(Web page and app entries)
+++

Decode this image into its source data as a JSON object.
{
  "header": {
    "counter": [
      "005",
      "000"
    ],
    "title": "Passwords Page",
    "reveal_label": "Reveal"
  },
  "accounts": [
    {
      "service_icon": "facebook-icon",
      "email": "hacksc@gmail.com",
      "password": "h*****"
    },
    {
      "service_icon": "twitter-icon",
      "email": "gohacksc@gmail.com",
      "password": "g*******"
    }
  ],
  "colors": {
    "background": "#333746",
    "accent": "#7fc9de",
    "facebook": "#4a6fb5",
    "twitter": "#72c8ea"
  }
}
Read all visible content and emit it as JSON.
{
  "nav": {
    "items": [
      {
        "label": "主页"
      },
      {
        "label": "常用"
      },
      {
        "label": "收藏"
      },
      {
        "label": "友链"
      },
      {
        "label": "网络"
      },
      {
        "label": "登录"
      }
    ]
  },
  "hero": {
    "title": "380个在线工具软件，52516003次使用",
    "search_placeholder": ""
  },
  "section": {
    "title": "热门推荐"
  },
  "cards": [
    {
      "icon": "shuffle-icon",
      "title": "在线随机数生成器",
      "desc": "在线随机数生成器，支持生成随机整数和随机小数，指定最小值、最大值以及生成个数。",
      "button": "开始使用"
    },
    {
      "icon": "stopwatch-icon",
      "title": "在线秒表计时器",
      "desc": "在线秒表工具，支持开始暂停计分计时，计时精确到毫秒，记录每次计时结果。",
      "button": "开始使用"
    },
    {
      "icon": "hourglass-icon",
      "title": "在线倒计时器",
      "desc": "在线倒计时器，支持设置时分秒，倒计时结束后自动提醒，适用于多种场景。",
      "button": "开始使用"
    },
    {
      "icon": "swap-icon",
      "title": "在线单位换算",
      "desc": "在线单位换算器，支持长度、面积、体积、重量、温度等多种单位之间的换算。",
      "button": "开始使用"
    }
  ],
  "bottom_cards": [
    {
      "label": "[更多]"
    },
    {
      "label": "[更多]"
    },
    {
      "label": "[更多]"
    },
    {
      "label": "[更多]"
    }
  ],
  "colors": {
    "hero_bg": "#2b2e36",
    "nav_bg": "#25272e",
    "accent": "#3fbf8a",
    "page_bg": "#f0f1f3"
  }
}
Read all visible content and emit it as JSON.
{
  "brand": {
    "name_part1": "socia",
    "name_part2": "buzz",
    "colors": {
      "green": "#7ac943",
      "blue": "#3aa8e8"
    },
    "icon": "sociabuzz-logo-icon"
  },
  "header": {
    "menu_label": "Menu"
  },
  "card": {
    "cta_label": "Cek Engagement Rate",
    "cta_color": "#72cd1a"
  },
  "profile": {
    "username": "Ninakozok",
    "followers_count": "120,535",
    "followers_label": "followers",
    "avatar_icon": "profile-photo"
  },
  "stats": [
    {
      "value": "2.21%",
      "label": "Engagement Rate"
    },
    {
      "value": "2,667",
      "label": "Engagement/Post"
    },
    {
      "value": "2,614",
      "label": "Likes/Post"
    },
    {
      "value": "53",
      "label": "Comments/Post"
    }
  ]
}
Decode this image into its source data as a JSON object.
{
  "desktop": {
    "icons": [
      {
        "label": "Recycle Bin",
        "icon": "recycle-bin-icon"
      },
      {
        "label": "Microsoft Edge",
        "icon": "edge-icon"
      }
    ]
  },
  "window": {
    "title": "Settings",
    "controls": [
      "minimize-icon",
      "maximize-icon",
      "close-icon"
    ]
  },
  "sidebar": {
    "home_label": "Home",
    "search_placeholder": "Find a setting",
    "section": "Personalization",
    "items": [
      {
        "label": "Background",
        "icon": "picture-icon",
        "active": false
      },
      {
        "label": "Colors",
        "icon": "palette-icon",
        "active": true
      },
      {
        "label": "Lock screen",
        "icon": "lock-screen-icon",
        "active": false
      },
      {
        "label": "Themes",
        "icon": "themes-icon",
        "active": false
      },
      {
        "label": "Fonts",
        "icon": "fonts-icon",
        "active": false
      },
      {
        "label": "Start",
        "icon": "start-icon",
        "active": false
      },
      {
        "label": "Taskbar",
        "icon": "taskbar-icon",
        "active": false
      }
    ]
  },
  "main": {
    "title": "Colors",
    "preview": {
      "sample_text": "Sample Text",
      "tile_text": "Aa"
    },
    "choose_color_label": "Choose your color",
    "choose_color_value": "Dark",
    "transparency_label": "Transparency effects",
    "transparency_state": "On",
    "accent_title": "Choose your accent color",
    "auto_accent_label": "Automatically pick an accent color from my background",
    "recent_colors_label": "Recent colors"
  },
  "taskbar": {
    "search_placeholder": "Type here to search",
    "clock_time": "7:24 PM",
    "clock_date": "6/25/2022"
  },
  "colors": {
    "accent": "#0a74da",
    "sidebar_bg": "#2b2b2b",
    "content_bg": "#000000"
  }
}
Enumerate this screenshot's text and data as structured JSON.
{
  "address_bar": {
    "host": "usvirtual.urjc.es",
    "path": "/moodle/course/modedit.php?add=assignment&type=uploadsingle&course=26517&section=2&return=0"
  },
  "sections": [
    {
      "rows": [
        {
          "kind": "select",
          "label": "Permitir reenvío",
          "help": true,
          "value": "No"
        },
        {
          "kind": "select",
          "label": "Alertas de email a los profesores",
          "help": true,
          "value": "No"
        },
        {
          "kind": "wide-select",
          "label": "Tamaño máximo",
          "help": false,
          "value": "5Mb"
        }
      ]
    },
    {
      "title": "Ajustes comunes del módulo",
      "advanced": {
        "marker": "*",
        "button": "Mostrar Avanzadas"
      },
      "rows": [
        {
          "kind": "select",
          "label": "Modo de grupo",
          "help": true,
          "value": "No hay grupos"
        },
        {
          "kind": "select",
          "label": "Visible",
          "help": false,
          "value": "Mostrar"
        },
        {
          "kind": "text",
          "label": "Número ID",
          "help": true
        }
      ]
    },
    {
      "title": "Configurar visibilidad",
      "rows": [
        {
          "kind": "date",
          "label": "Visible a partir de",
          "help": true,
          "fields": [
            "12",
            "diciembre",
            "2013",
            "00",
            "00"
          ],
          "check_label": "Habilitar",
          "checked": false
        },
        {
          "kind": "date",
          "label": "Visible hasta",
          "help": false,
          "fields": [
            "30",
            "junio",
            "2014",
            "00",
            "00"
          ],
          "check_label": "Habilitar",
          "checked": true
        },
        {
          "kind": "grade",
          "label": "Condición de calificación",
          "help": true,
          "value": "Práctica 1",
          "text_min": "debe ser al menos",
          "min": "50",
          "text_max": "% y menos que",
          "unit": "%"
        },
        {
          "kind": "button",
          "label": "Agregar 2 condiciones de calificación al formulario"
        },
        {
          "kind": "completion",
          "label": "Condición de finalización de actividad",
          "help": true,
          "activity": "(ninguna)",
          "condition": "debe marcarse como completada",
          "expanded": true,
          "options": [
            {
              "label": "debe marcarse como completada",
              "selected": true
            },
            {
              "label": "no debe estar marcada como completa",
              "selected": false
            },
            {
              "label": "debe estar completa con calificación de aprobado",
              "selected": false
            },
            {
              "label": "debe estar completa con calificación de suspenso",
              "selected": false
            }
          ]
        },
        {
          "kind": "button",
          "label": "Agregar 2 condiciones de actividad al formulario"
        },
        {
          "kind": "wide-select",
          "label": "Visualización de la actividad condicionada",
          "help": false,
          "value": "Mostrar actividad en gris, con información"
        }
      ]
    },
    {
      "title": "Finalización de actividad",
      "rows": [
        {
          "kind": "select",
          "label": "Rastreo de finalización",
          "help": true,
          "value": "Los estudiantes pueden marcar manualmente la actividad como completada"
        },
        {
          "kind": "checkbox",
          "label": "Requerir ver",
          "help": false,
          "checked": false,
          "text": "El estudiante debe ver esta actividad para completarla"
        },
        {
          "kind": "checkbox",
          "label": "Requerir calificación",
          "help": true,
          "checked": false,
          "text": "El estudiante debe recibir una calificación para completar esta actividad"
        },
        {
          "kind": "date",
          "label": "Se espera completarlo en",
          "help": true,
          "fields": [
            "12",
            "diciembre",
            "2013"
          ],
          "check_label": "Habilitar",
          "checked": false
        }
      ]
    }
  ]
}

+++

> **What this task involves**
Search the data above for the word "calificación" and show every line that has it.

> **Result of the exercise**
          "label": "Condición de calificación",
          "label": "Agregar 2 condiciones de calificación al formulario"
              "label": "debe estar completa con calificación de aprobado",
              "label": "debe estar completa con calificación de suspenso",
          "label": "Requerir calificación",
          "text": "El estudiante debe recibir una calificación para completar esta actividad"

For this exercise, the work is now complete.